This appeals to neoliberally-minded folks whose guiding principle for society is that individuals are only to be rewarded based on personal effort and who believe structural inequities are natural, just, necessary, or all of these. But the problems of basing pensions on regular work-based contributions in the Philippine context of so much joblessness and pervasive irregular and low-paying employment are clear.
IBON’s estimates some 4.2 to 4.3 unemployed Filipinos. This is already some 10% of the labour force who are likely to have difficulty making consistent payments, if any. Having employment is not even assurance of becoming an active and qualified SSS member. IBON estimates that 22.4 million Filipinos, or almost six out of ten (58%) of total employed, are non-regular workers, agency-hired workers, or in the informal sector with at best erratic ability to pay contributions. This is consistent with how SSS officials themselves explain that they are unable to collect from over six out of ten (62%) of their members – hence collecting payments from only 12 million, or 38%, of their some 32 million members.
Most families cannot really afford to spare cash for the premiums because of their very low incomes. Around 11.2 million Filipino families try to make do with just P10,413 or much less a month and another 5.8 million with only up to around P18,128. These family incomes are below the P19,000 realistically needed to keep an average family with five members just barely out of poverty.

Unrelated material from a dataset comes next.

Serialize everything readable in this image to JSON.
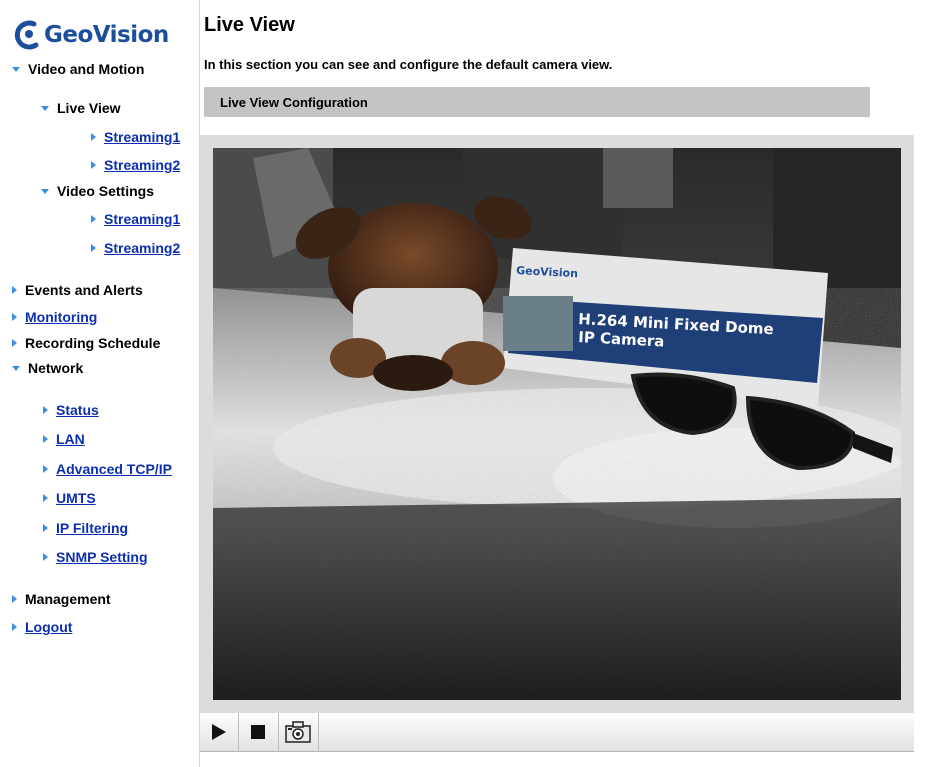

These mean that strictly linking benefit levels to member contributions is self-defeating. Low incomes in the present will be reduced further, while pensions in the future will still be inadequate. And yet these are the very workers, farmers, fisherfolk, informal sector workers, and their families on the knife edge of subsistence and without wealth whose elderly face insecurity in their old age.